Work order
Where the string "Hello" shows up in a line of the records, copy that line.

Exercise materials
-*-

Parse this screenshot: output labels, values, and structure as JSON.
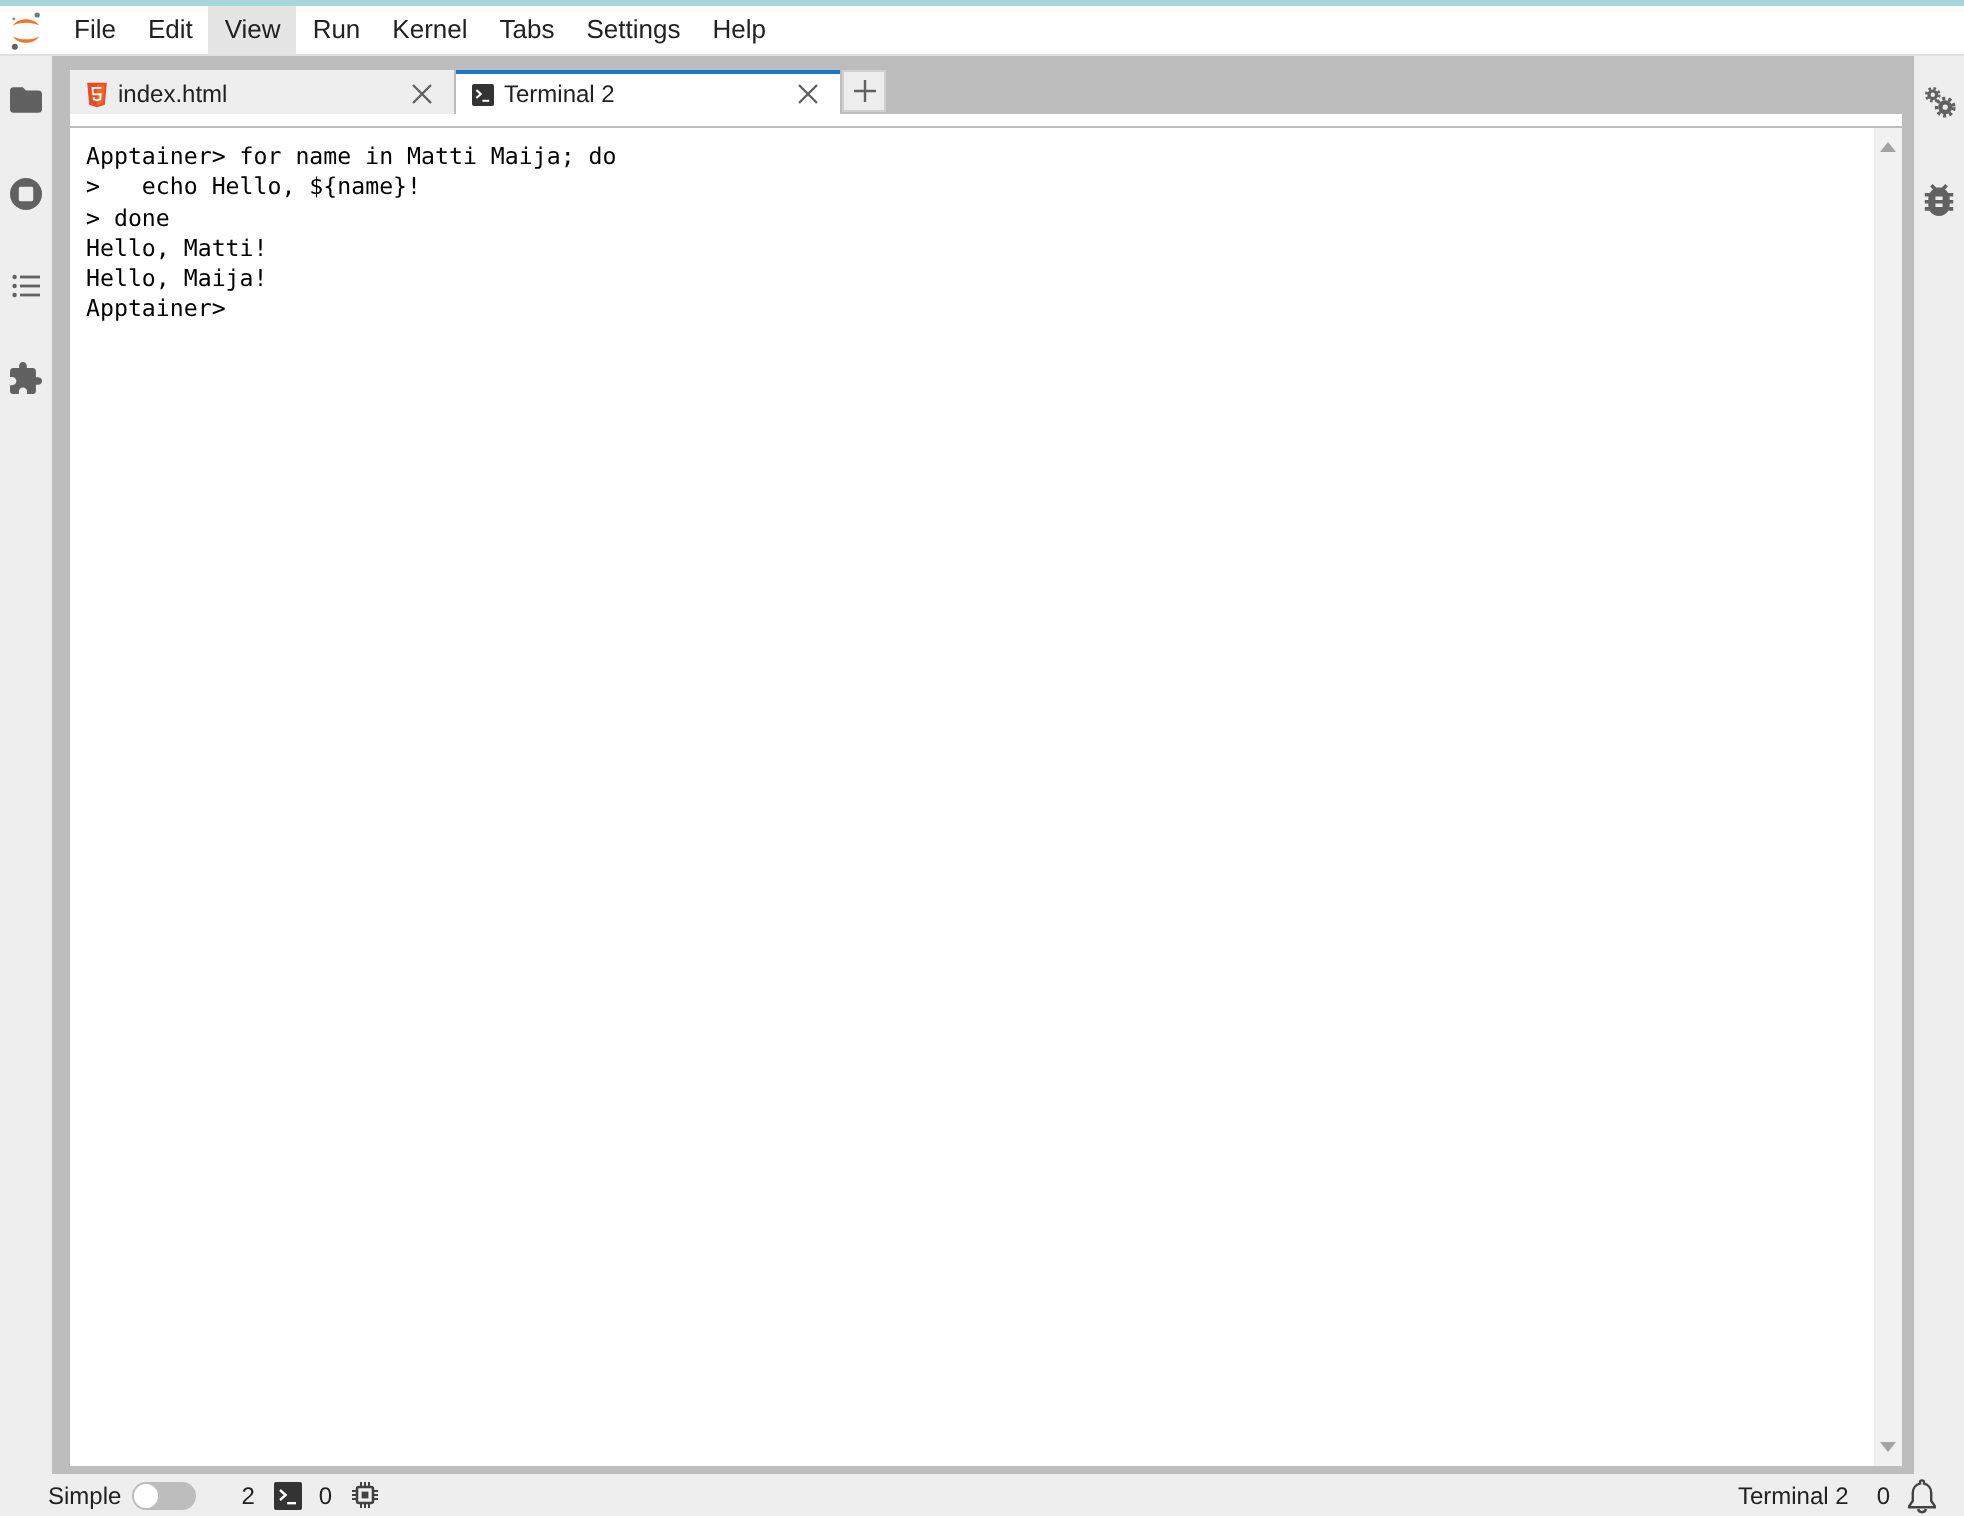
{
  "menu_bar": {
    "items": [
      {
        "label": "File",
        "selected": false
      },
      {
        "label": "Edit",
        "selected": false
      },
      {
        "label": "View",
        "selected": true
      },
      {
        "label": "Run",
        "selected": false
      },
      {
        "label": "Kernel",
        "selected": false
      },
      {
        "label": "Tabs",
        "selected": false
      },
      {
        "label": "Settings",
        "selected": false
      },
      {
        "label": "Help",
        "selected": false
      }
    ]
  },
  "tabs": [
    {
      "label": "index.html",
      "kind": "html",
      "selected": false
    },
    {
      "label": "Terminal 2",
      "kind": "terminal",
      "selected": true
    }
  ],
  "terminal": {
    "lines": [
      "Apptainer> for name in Matti Maija; do",
      ">   echo Hello, ${name}!",
      "> done",
      "Hello, Matti!",
      "Hello, Maija!",
      "Apptainer>"
    ]
  },
  "status_bar": {
    "mode_label": "Simple",
    "mode_toggle": {
      "on": false
    },
    "terminals_count": "2",
    "kernels_count": "0",
    "current_document": "Terminal 2",
    "notifications_count": "0"
  }
}
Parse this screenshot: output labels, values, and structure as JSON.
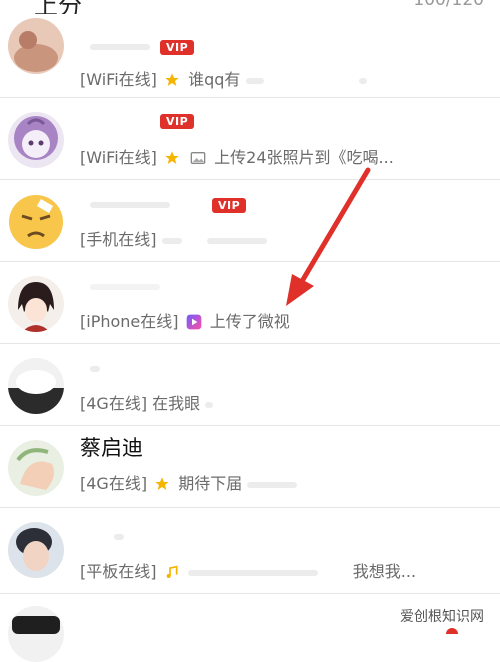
{
  "header": {
    "title": "上分",
    "count": "100/120"
  },
  "vip_label": "VIP",
  "contacts": [
    {
      "name": "",
      "status_tag": "[WiFi在线]",
      "status_text": "谁qq有",
      "icon": "star-icon"
    },
    {
      "name": "",
      "status_tag": "[WiFi在线]",
      "status_text": "上传24张照片到《吃喝...",
      "icon": "star-icon"
    },
    {
      "name": "",
      "status_tag": "[手机在线]",
      "status_text": "",
      "icon": ""
    },
    {
      "name": "",
      "status_tag": "[iPhone在线]",
      "status_text": "上传了微视",
      "icon": "weishi-icon"
    },
    {
      "name": "",
      "status_tag": "[4G在线]",
      "status_text": "在我眼",
      "icon": ""
    },
    {
      "name": "蔡启迪",
      "status_tag": "[4G在线]",
      "status_text": "期待下届",
      "icon": "star-icon"
    },
    {
      "name": "",
      "status_tag": "[平板在线]",
      "status_text": "我想我...",
      "icon": "music-note-icon"
    }
  ],
  "watermark": "爱创根知识网",
  "colors": {
    "vip": "#e0302a",
    "arrow": "#e0302a",
    "star": "#f5b400",
    "divider": "#e6e6e6"
  }
}
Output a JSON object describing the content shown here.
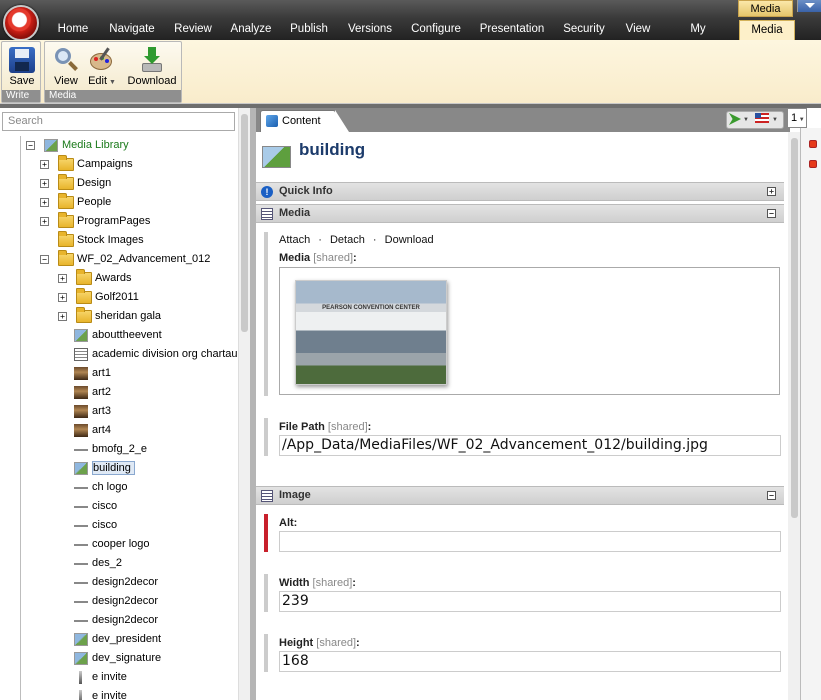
{
  "ribbon": {
    "tabs": [
      "Home",
      "Navigate",
      "Review",
      "Analyze",
      "Publish",
      "Versions",
      "Configure",
      "Presentation",
      "Security",
      "View",
      "My Toolbar",
      "Media"
    ],
    "selected_tab": "Media",
    "context_label": "Media",
    "groups": {
      "write": {
        "label": "Write",
        "buttons": {
          "save": "Save"
        }
      },
      "media": {
        "label": "Media",
        "buttons": {
          "view": "View",
          "edit": "Edit",
          "download": "Download"
        }
      }
    }
  },
  "tree": {
    "search_placeholder": "Search",
    "root": "Media Library",
    "folders": [
      "Campaigns",
      "Design",
      "People",
      "ProgramPages",
      "Stock Images",
      "WF_02_Advancement_012"
    ],
    "subfolders": [
      "Awards",
      "Golf2011",
      "sheridan gala"
    ],
    "items": [
      "abouttheevent",
      "academic division org chartaug",
      "art1",
      "art2",
      "art3",
      "art4",
      "bmofg_2_e",
      "building",
      "ch logo",
      "cisco",
      "cisco",
      "cooper logo",
      "des_2",
      "design2decor",
      "design2decor",
      "design2decor",
      "dev_president",
      "dev_signature",
      "e invite",
      "e invite"
    ],
    "selected_item": "building"
  },
  "content": {
    "tab_label": "Content",
    "version_number": "1",
    "item_title": "building",
    "sections": {
      "quick_info": "Quick Info",
      "media": "Media",
      "image": "Image"
    },
    "media_actions": [
      "Attach",
      "Detach",
      "Download"
    ],
    "media_separator": "·",
    "fields": {
      "media_label": "Media",
      "shared_tag": "[shared]",
      "photo_caption": "PEARSON CONVENTION CENTER",
      "file_path_label": "File Path",
      "file_path_value": "/App_Data/MediaFiles/WF_02_Advancement_012/building.jpg",
      "alt_label": "Alt:",
      "alt_value": "",
      "width_label": "Width",
      "width_value": "239",
      "height_label": "Height",
      "height_value": "168"
    }
  },
  "colors": {
    "accent_required": "#c8202b",
    "title_color": "#1c3b6b",
    "tree_root_color": "#1a7a1a"
  }
}
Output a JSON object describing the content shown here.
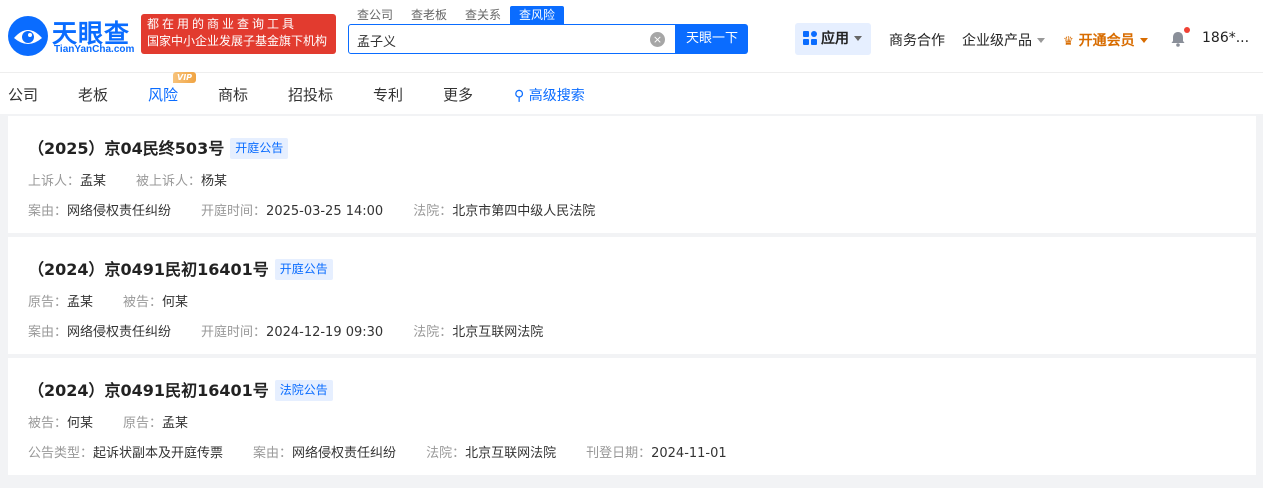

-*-

Solution for this exercise
      ">   echo Hello, ${name}!",
      "Hello, Matti!",
      "Hello, Maija!",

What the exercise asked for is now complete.